Effect of different concentrations of potassium and magnesium on mycorrhizal colonization of maize in pot culture
The rate of root colonization by mycorrhizal fungi largely depends on the concentration of nutrient elements in roots and soil. In this study, the effects of different concentrations of potassium and magnesium on mycorrhizal colonization of maize grown in pot cultures were studied. This experiment was performed using natural soil containing spores of Glomus spp. Mycorrhizal spores were exposed to 3 concentrations of K solution, that is, 0.61 (soil K content), 0.92 and 1.23 meq/l and 3 concentrations of Mg, that is, 4.8 (soil Mg content), 7.2 and 9.6 meq/l, concurrently in 500 ml pots containing three seedlings of maize per pot. Forty (40) pots were cultured and kept in greenhouse under ambient conditions. Plants were watered every 4 days for 16 days with 50 ml distilled water. A pot with sterilized soil was used as negative control. For study of mycorrhizal colonization, very thin longitudinal sections of plant roots (>1 mm in diameter) were prepared manually and were stained with lactophenolcottonblue. Mycorrhizal percentage was determined by the grid-line intersect method. Results indicated a significantly (P<0.05) higher percentage of mycorrhizal colonization in natural soil than sterilized soil in all treatments. Percent of mycorrhizal colonization was lower in all treatments as compared to that of natural soil, except in treatments with Mg (7.2 meq/l) and combined treatment of K (0.92 meq/l) and Mg (7.2 meq/l). Latter treatment produced the highest colonization rate (56%). This may suggest the synergistic effect of these nutrients on mycorrhizal development when present in specific concentrations in soil.
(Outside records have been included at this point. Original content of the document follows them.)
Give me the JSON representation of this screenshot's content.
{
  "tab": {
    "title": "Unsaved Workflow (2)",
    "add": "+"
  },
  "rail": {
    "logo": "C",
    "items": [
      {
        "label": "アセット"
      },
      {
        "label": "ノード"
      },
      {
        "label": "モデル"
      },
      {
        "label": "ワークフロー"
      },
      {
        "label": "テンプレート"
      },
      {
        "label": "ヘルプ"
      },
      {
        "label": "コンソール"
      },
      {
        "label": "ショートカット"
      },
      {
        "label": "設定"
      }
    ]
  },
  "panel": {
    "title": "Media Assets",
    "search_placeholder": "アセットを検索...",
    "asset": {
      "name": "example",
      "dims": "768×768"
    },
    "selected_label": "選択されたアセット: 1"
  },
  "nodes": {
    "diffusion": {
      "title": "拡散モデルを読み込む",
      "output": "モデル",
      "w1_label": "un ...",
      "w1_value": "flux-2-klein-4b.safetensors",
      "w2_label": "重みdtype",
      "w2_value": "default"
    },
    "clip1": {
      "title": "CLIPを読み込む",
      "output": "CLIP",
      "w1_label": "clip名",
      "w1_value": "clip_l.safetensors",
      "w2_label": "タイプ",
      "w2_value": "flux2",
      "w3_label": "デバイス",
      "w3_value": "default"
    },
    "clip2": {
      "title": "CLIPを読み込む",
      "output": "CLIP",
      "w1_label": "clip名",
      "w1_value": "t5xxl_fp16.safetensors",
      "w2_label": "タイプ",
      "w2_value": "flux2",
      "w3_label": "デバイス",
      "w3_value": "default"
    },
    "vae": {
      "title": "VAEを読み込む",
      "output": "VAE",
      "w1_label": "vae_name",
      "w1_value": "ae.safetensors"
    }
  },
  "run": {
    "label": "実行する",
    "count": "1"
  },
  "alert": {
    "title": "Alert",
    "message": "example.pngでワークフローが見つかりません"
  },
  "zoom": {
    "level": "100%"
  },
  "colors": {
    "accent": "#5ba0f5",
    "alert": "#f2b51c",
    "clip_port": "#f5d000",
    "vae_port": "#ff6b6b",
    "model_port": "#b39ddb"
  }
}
Key words: Mycorrhizal colonization, maize, vesicular-arbuscular mycorrhiza (VAM)